## Work request
Each line of the data has to be written out again exactly as shown.

## Source material
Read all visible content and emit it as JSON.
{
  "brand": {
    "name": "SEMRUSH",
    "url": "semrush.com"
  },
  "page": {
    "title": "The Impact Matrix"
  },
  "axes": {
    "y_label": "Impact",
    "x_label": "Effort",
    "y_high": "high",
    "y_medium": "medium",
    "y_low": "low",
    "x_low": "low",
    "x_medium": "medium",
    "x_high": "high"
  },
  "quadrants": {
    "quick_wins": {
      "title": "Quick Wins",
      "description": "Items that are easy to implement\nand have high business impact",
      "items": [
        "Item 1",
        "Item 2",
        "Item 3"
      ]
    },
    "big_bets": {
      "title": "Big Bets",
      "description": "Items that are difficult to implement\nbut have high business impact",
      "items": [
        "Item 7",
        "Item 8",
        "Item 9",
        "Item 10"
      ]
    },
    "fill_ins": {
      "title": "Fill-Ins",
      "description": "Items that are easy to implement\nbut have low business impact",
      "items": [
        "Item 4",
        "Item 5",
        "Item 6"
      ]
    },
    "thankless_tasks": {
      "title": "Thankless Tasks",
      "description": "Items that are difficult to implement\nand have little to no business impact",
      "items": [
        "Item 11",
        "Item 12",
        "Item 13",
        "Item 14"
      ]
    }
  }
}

## Result
Read all visible content and emit it as JSON.
{
  "brand": {
    "name": "SEMRUSH",
    "url": "semrush.com"
  },
  "page": {
    "title": "The Impact Matrix"
  },
  "axes": {
    "y_label": "Impact",
    "x_label": "Effort",
    "y_high": "high",
    "y_medium": "medium",
    "y_low": "low",
    "x_low": "low",
    "x_medium": "medium",
    "x_high": "high"
  },
  "quadrants": {
    "quick_wins": {
      "title": "Quick Wins",
      "description": "Items that are easy to implement\nand have high business impact",
      "items": [
        "Item 1",
        "Item 2",
        "Item 3"
      ]
    },
    "big_bets": {
      "title": "Big Bets",
      "description": "Items that are difficult to implement\nbut have high business impact",
      "items": [
        "Item 7",
        "Item 8",
        "Item 9",
        "Item 10"
      ]
    },
    "fill_ins": {
      "title": "Fill-Ins",
      "description": "Items that are easy to implement\nbut have low business impact",
      "items": [
        "Item 4",
        "Item 5",
        "Item 6"
      ]
    },
    "thankless_tasks": {
      "title": "Thankless Tasks",
      "description": "Items that are difficult to implement\nand have little to no business impact",
      "items": [
        "Item 11",
        "Item 12",
        "Item 13",
        "Item 14"
      ]
    }
  }
}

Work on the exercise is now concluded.